In Sunni Islam, the political leader is somewhat like a US president.

In a way, to some extent they [NOI members] are similar to some Arab nationalists from the 1960s and 1970s. The Arab nationalists used to combine Islam and modernist Arab national identity; in a sense, the black Muslims are like them because they combine religion with a black nationalist identity. But, again, it is very ambiguous how far they want to have relations with other blacks who are not Muslims.

I believe that a lot of the activities that bring together the black Muslims and black Christians designed by Farrakhan and Warith Deen Mohammad were meant to provide a sort of setting in which they can inject Islamic ideas into the minds of the black Christians and hopefully convert them into Islam in the long term over a period of decades.

IOL: I have one last question: Was the preference of the dark-skinned people over others something of the past in the NOI or does it still prevail?

Walker: Sometimes, Farrakhan, and even some followers of Warith who go through pilgrimage to Makkah, have made disparaging remarks about Arabs. I think this is very natural because connecting two worlds is very hard and is bound to the regular tensions between groups who are disparate in their origins when they come together. Sometimes Farrakhan’s group criticizes Arabs when they try to interfere in the NOI affairs and tell the NOI followers what to believe and do. On the other hand, the definition of blackness in these African-American movements is a very loose one; they sometimes include Arabs and Latin-American Hispanics and so forth in the category of being black.

So theoretically, I suppose that any Arab in America could join the NOI; certainly, quite a few Hispanics have joined the NOI, I think theoretically now the NOI also accepts white American Anglo-Saxon converts as well. Of course, throughout its  history the NOI has always had social relations with the Arab shopkeepers to whom the first converts to Wali Fard Muhammad’s ideas used to go long before he turned up in Detroit.

Detroit had the largest Arab minority in the US. There have always been teachers in the NOI schools from the Arab world to teach Arabic; there have always been social relations with Arab migrants. Usually, in any black Muslim publication there has always been one Palestinian American or Arab American who contributes articles to the magazine. So, I think, the relationship between Arabs and Muslim African-Americans goes back to the origins of these sects.

IOL: Thank you very much Dr. Dennis. We appreciate your presence with’s Muslim Affairs zone.

Walker: Thanks a lot, I am happy to be here.

Abdelrahman Rashdan is a staff writer for the Politics in Depth section of A graduate of the American University in Cairo, he holds a BA in political science with a specialization in political economy and international relations. Click here  to reach him.

About the Book Author
Dr. Dennis Walker is a Celtic Australian specialist on Muslim minorities and author of two books on Islam and the national question.

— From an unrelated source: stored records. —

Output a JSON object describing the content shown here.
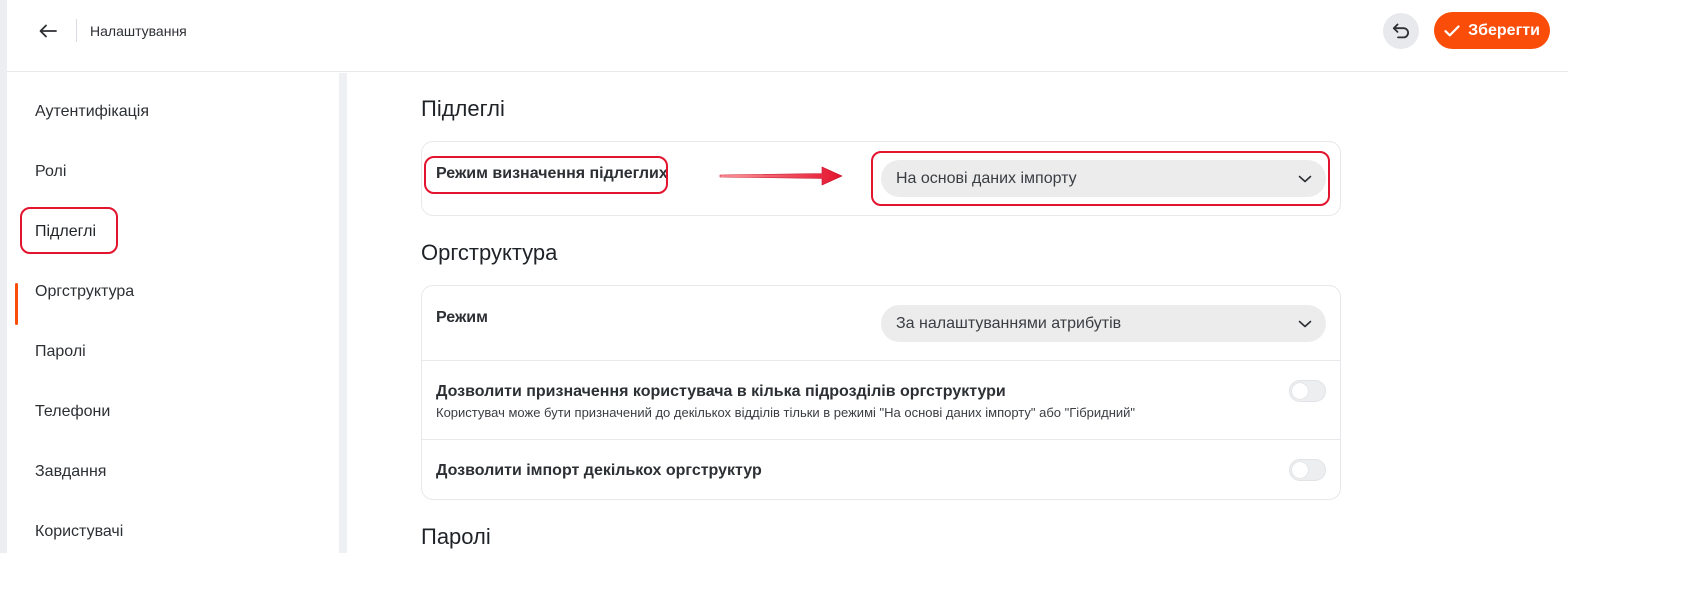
{
  "header": {
    "title": "Налаштування",
    "save_label": "Зберегти"
  },
  "sidebar": {
    "items": [
      {
        "label": "Аутентифікація"
      },
      {
        "label": "Ролі"
      },
      {
        "label": "Підлеглі",
        "active": true
      },
      {
        "label": "Оргструктура"
      },
      {
        "label": "Паролі"
      },
      {
        "label": "Телефони"
      },
      {
        "label": "Завдання"
      },
      {
        "label": "Користувачі"
      }
    ]
  },
  "sections": {
    "subordinates": {
      "title": "Підлеглі",
      "mode_label": "Режим визначення підлеглих",
      "mode_value": "На основі даних імпорту"
    },
    "orgstructure": {
      "title": "Оргструктура",
      "mode_label": "Режим",
      "mode_value": "За налаштуваннями атрибутів",
      "multi_assign_label": "Дозволити призначення користувача в кілька підрозділів оргструктури",
      "multi_assign_desc": "Користувач може бути призначений до декількох відділів тільки в режимі \"На основі даних імпорту\" або \"Гібридний\"",
      "multi_assign_on": false,
      "multi_import_label": "Дозволити імпорт декількох оргструктур",
      "multi_import_on": false
    },
    "passwords": {
      "title": "Паролі"
    }
  },
  "colors": {
    "accent": "#fa4d0a",
    "annotation": "#e3142e"
  },
  "icons": {
    "back": "arrow-left-icon",
    "undo": "undo-icon",
    "save": "check-icon",
    "select": "chevron-down-icon"
  }
}
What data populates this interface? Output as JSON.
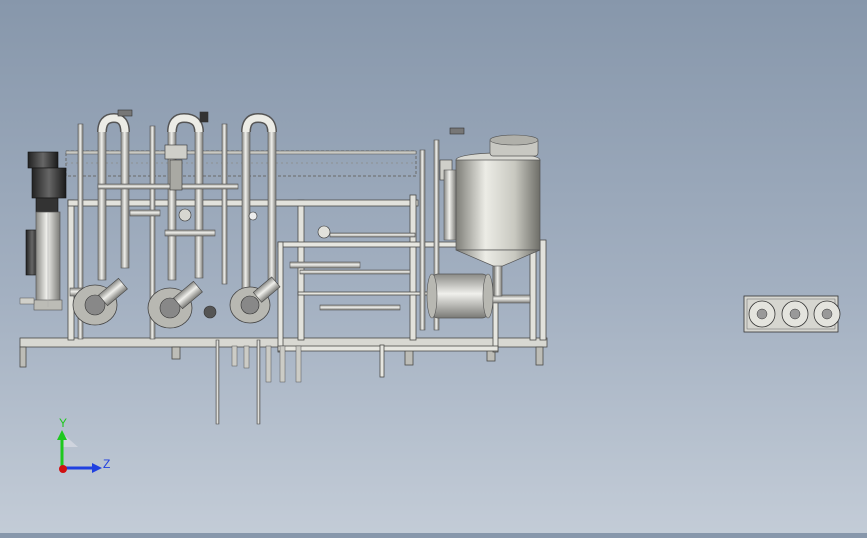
{
  "axes": {
    "y_label": "Y",
    "z_label": "Z",
    "y_color": "#1ec81e",
    "z_color": "#2040e0",
    "origin_color": "#d01010"
  },
  "colors": {
    "background_top": "#8797ab",
    "background_bottom": "#c3ccd7",
    "metal_light": "#e6e6e2",
    "metal_mid": "#b4b4ae",
    "metal_dark": "#6e6e6a",
    "frame": "#d8d8d2",
    "line": "#4a4a48"
  },
  "parts": {
    "motor": "motor-icon",
    "tank": "tank-icon",
    "pump": "pump-icon",
    "flange_view": "flange-plate-icon"
  }
}
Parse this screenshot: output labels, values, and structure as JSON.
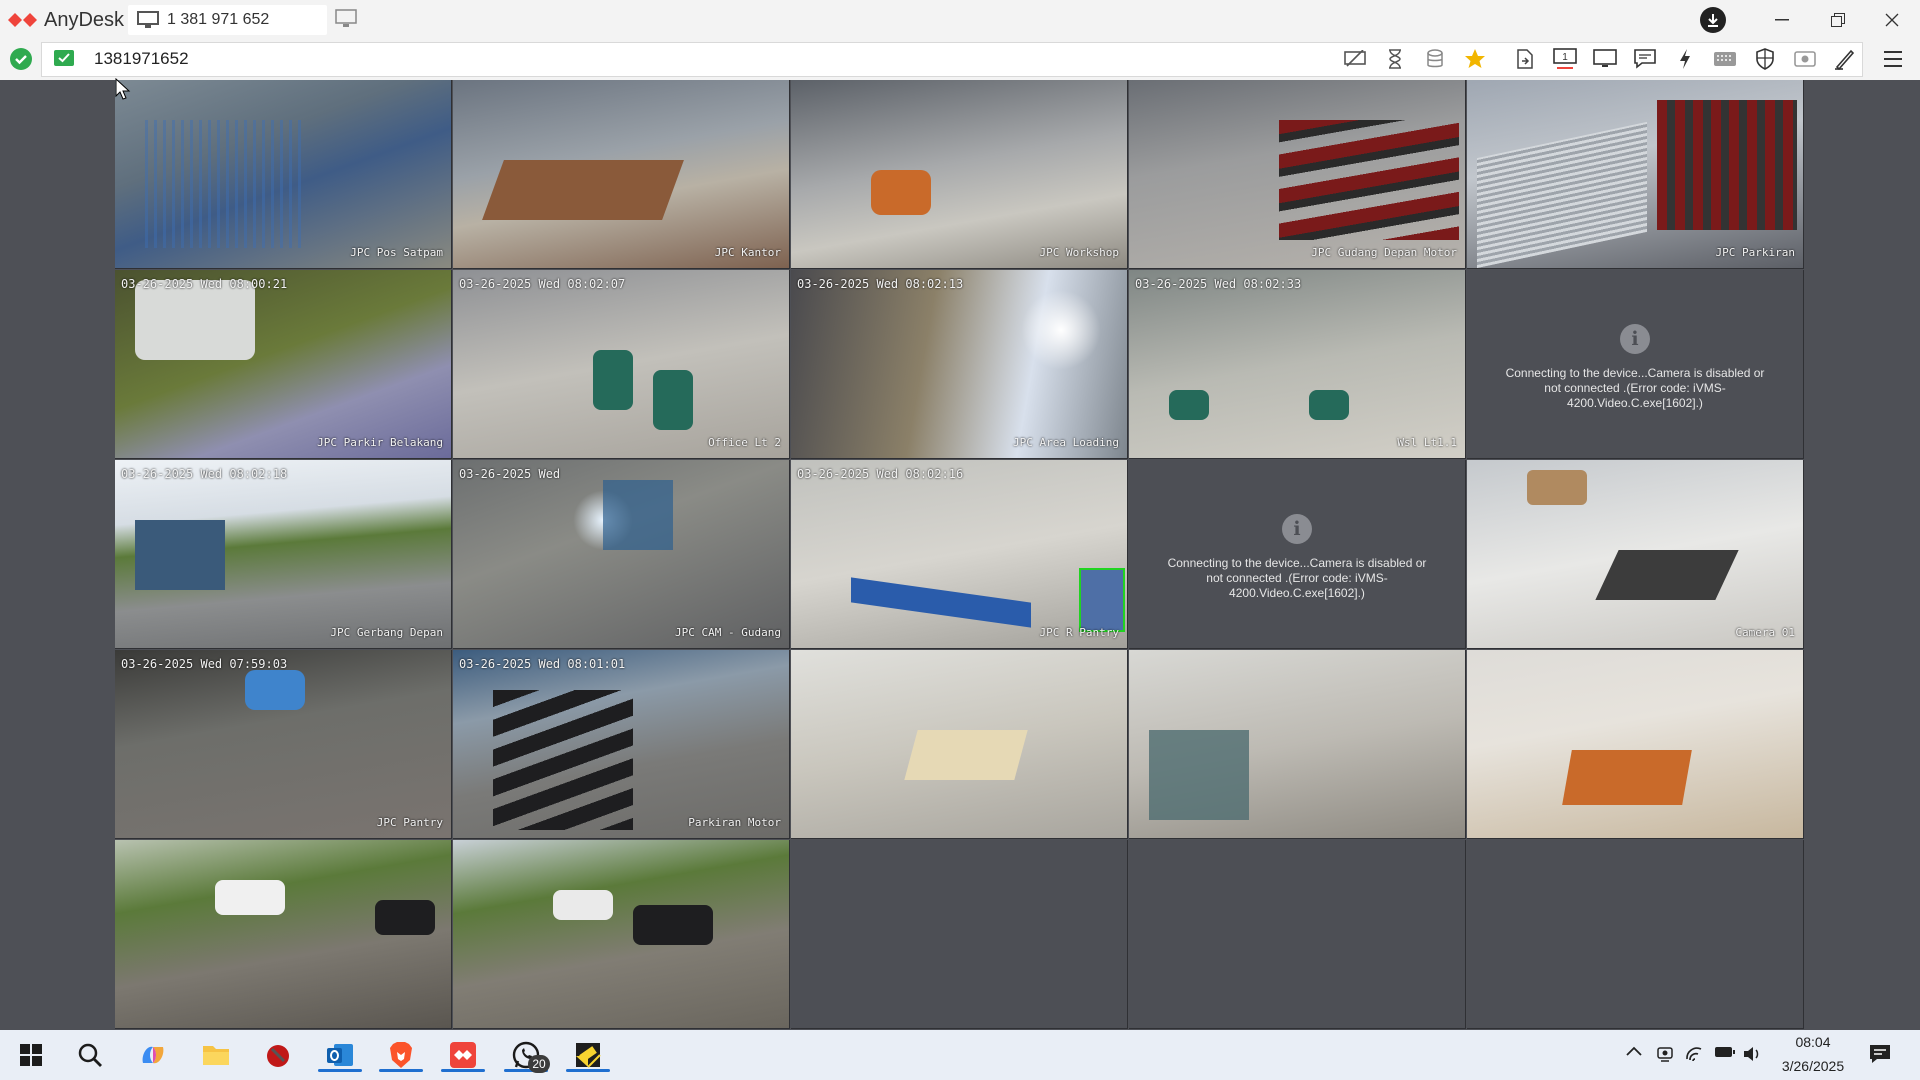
{
  "app": {
    "name": "AnyDesk",
    "brand_color": "#ef443b"
  },
  "session_tab": {
    "label": "1 381 971 652",
    "icon": "monitor-icon"
  },
  "address": {
    "value": "1381971652",
    "status": "connected"
  },
  "toolbar": {
    "icons": [
      "privacy-icon",
      "hourglass-icon",
      "database-icon",
      "favorite-star-icon",
      "file-transfer-icon",
      "display-1-icon",
      "display-icon",
      "chat-icon",
      "actions-lightning-icon",
      "keyboard-icon",
      "permissions-shield-icon",
      "screenshot-icon",
      "whiteboard-pen-icon",
      "menu-icon"
    ]
  },
  "cameras": [
    {
      "stamp": "",
      "label": "JPC Pos Satpam"
    },
    {
      "stamp": "",
      "label": "JPC Kantor"
    },
    {
      "stamp": "",
      "label": "JPC Workshop"
    },
    {
      "stamp": "",
      "label": "JPC Gudang Depan Motor"
    },
    {
      "stamp": "",
      "label": "JPC Parkiran"
    },
    {
      "stamp": "03-26-2025 Wed 08:00:21",
      "label": "JPC Parkir Belakang"
    },
    {
      "stamp": "03-26-2025 Wed 08:02:07",
      "label": "Office Lt 2"
    },
    {
      "stamp": "03-26-2025 Wed 08:02:13",
      "label": "JPC Area Loading"
    },
    {
      "stamp": "03-26-2025 Wed 08:02:33",
      "label": "Wsl Lt1.1"
    },
    {
      "stamp": "",
      "label": ""
    },
    {
      "stamp": "03-26-2025 Wed 08:02:18",
      "label": "JPC Gerbang Depan"
    },
    {
      "stamp": "03-26-2025 Wed",
      "label": "JPC CAM - Gudang"
    },
    {
      "stamp": "03-26-2025 Wed 08:02:16",
      "label": "JPC R Pantry"
    },
    {
      "stamp": "",
      "label": ""
    },
    {
      "stamp": "",
      "label": "Camera 01"
    },
    {
      "stamp": "03-26-2025 Wed 07:59:03",
      "label": "JPC Pantry"
    },
    {
      "stamp": "03-26-2025 Wed 08:01:01",
      "label": "Parkiran Motor"
    },
    {
      "stamp": "",
      "label": ""
    },
    {
      "stamp": "",
      "label": ""
    },
    {
      "stamp": "",
      "label": ""
    },
    {
      "stamp": "",
      "label": ""
    },
    {
      "stamp": "",
      "label": ""
    }
  ],
  "error_message": "Connecting to the device...Camera is disabled or not connected .(Error code: iVMS-4200.Video.C.exe[1602].)",
  "taskbar": {
    "apps": [
      "windows-start-icon",
      "search-icon",
      "copilot-icon",
      "file-explorer-icon",
      "app-red-icon",
      "outlook-icon",
      "brave-icon",
      "anydesk-icon",
      "whatsapp-icon",
      "sticky-notes-icon"
    ],
    "whatsapp_badge": "20",
    "time": "08:04",
    "date": "3/26/2025"
  }
}
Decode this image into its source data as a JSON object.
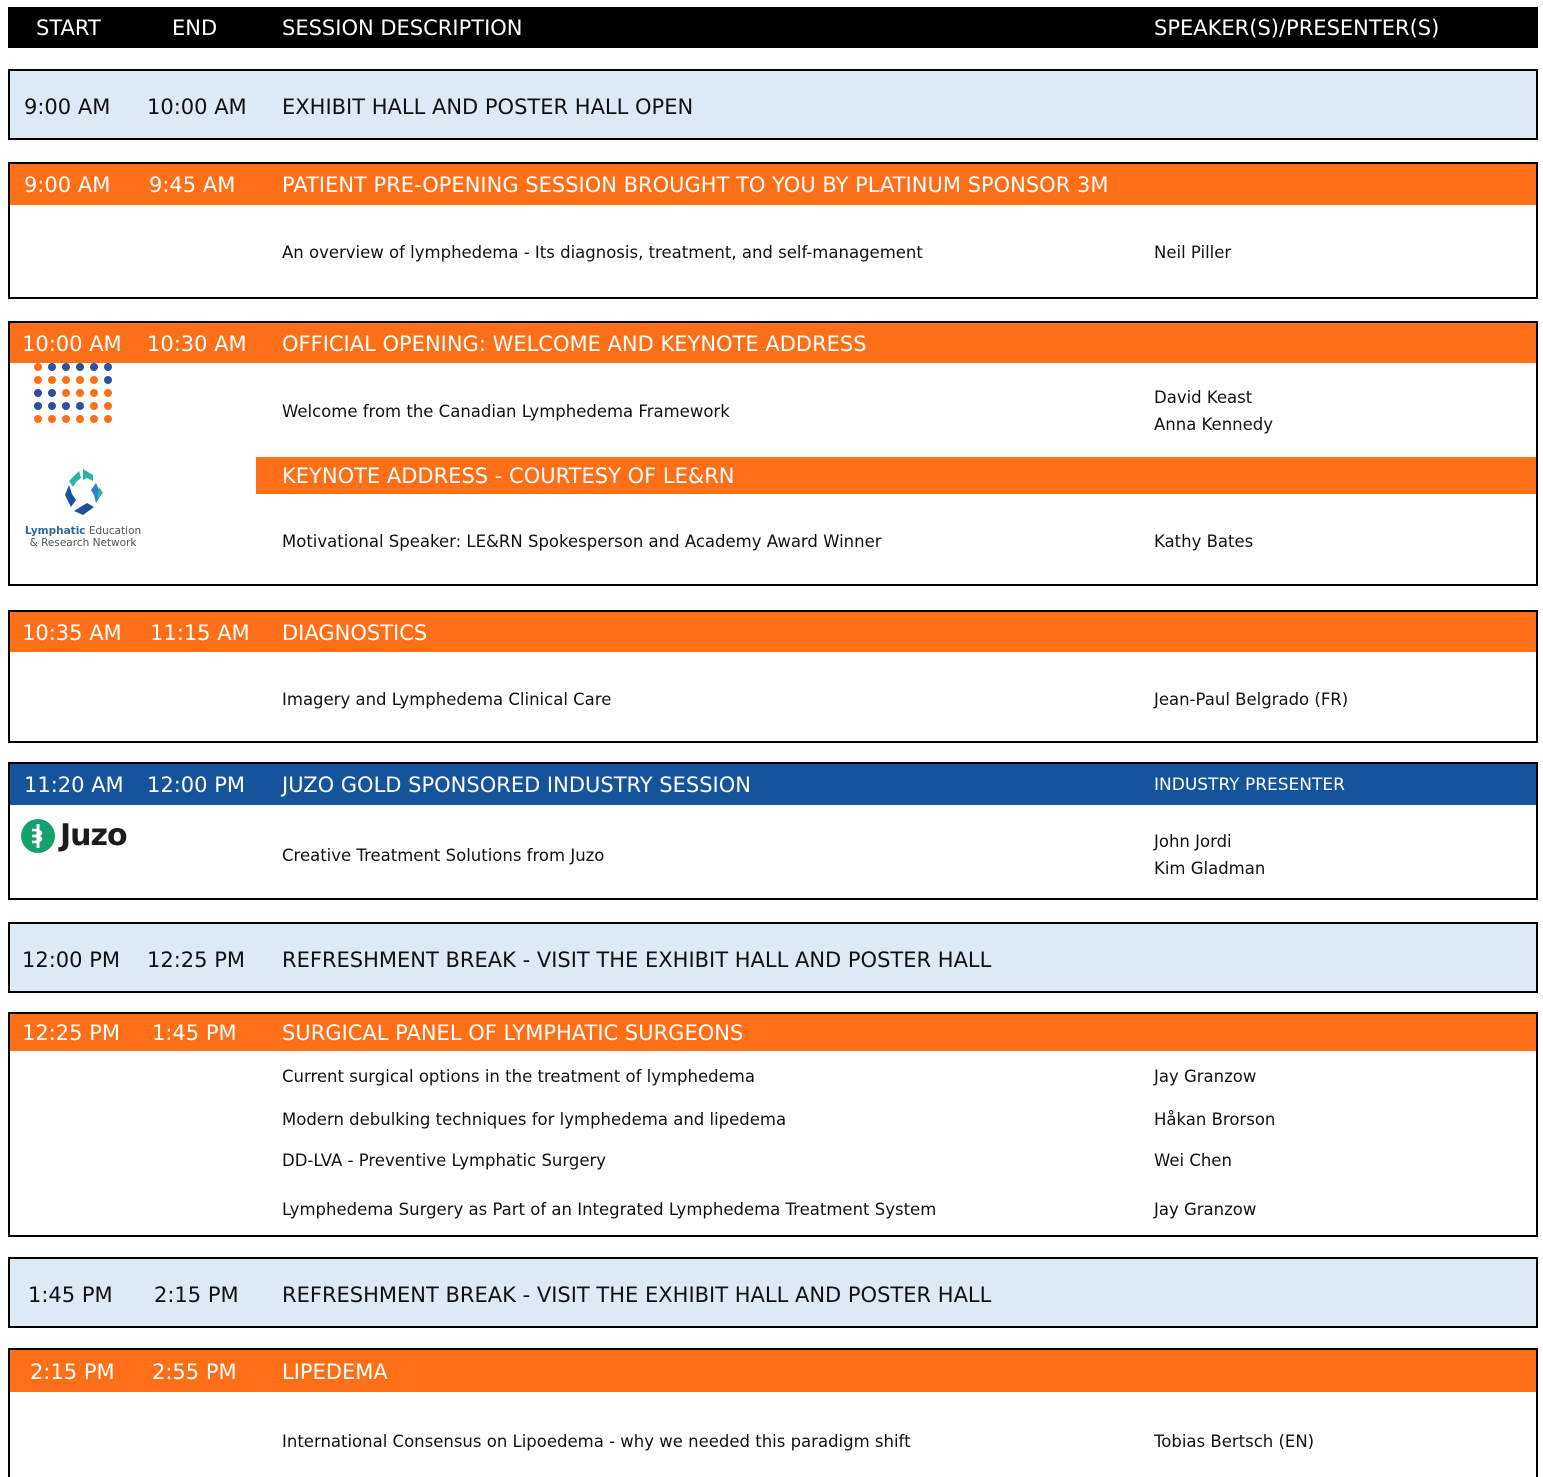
{
  "header": {
    "start": "START",
    "end": "END",
    "description": "SESSION DESCRIPTION",
    "speakers": "SPEAKER(S)/PRESENTER(S)"
  },
  "b1": {
    "start": "9:00 AM",
    "end": "10:00 AM",
    "title": "EXHIBIT HALL AND POSTER HALL OPEN"
  },
  "b2": {
    "start": "9:00 AM",
    "end": "9:45 AM",
    "title": "PATIENT PRE-OPENING SESSION BROUGHT TO YOU BY PLATINUM SPONSOR 3M",
    "items": [
      {
        "desc": "An overview of lymphedema - Its diagnosis, treatment, and self-management",
        "speaker": "Neil Piller"
      }
    ]
  },
  "b3": {
    "start": "10:00 AM",
    "end": "10:30 AM",
    "title": "OFFICIAL OPENING: WELCOME AND KEYNOTE ADDRESS",
    "items": [
      {
        "desc": "Welcome from the Canadian Lymphedema Framework",
        "speaker1": "David Keast",
        "speaker2": "Anna Kennedy"
      },
      {
        "desc": "Motivational Speaker: LE&RN Spokesperson and Academy Award Winner",
        "speaker": "Kathy Bates"
      }
    ],
    "keynote": "KEYNOTE ADDRESS - COURTESY OF LE&RN",
    "lern_logo": {
      "name1": "Lymphatic",
      "name2": "Education",
      "name3": "& Research Network"
    }
  },
  "b4": {
    "start": "10:35 AM",
    "end": "11:15 AM",
    "title": "DIAGNOSTICS",
    "items": [
      {
        "desc": "Imagery and Lymphedema Clinical Care",
        "speaker": "Jean-Paul Belgrado (FR)"
      }
    ]
  },
  "b5": {
    "start": "11:20 AM",
    "end": "12:00 PM",
    "title": "JUZO GOLD SPONSORED INDUSTRY SESSION",
    "presenter_label": "INDUSTRY PRESENTER",
    "items": [
      {
        "desc": "Creative Treatment Solutions from Juzo",
        "speaker1": "John Jordi",
        "speaker2": "Kim Gladman"
      }
    ],
    "logo_text": "Juzo"
  },
  "b6": {
    "start": "12:00 PM",
    "end": "12:25 PM",
    "title": "REFRESHMENT BREAK - VISIT THE EXHIBIT HALL AND POSTER HALL"
  },
  "b7": {
    "start": "12:25 PM",
    "end": "1:45 PM",
    "title": "SURGICAL PANEL OF LYMPHATIC SURGEONS",
    "items": [
      {
        "desc": "Current surgical options in the treatment of lymphedema",
        "speaker": "Jay Granzow"
      },
      {
        "desc": "Modern debulking techniques for lymphedema and lipedema",
        "speaker": "Håkan Brorson"
      },
      {
        "desc": "DD-LVA - Preventive Lymphatic Surgery",
        "speaker": "Wei Chen"
      },
      {
        "desc": "Lymphedema Surgery as Part of an Integrated Lymphedema Treatment System",
        "speaker": "Jay Granzow"
      }
    ]
  },
  "b8": {
    "start": "1:45 PM",
    "end": "2:15 PM",
    "title": "REFRESHMENT BREAK - VISIT THE EXHIBIT HALL AND POSTER HALL"
  },
  "b9": {
    "start": "2:15 PM",
    "end": "2:55 PM",
    "title": "LIPEDEMA",
    "items": [
      {
        "desc": "International Consensus on Lipoedema - why we needed this paradigm shift",
        "speaker": "Tobias Bertsch (EN)"
      }
    ]
  },
  "colors": {
    "orange": "#ff6f17",
    "blue": "#15549a",
    "light": "#dde9f4",
    "black": "#000000"
  }
}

He reads five Muslim languages and is author of numerous scholarly papers, articles, and reviews in a number of languages, reflecting his wide travels and areas of interest. He has taught at Melbourne University, Deakin University, and Australian National University.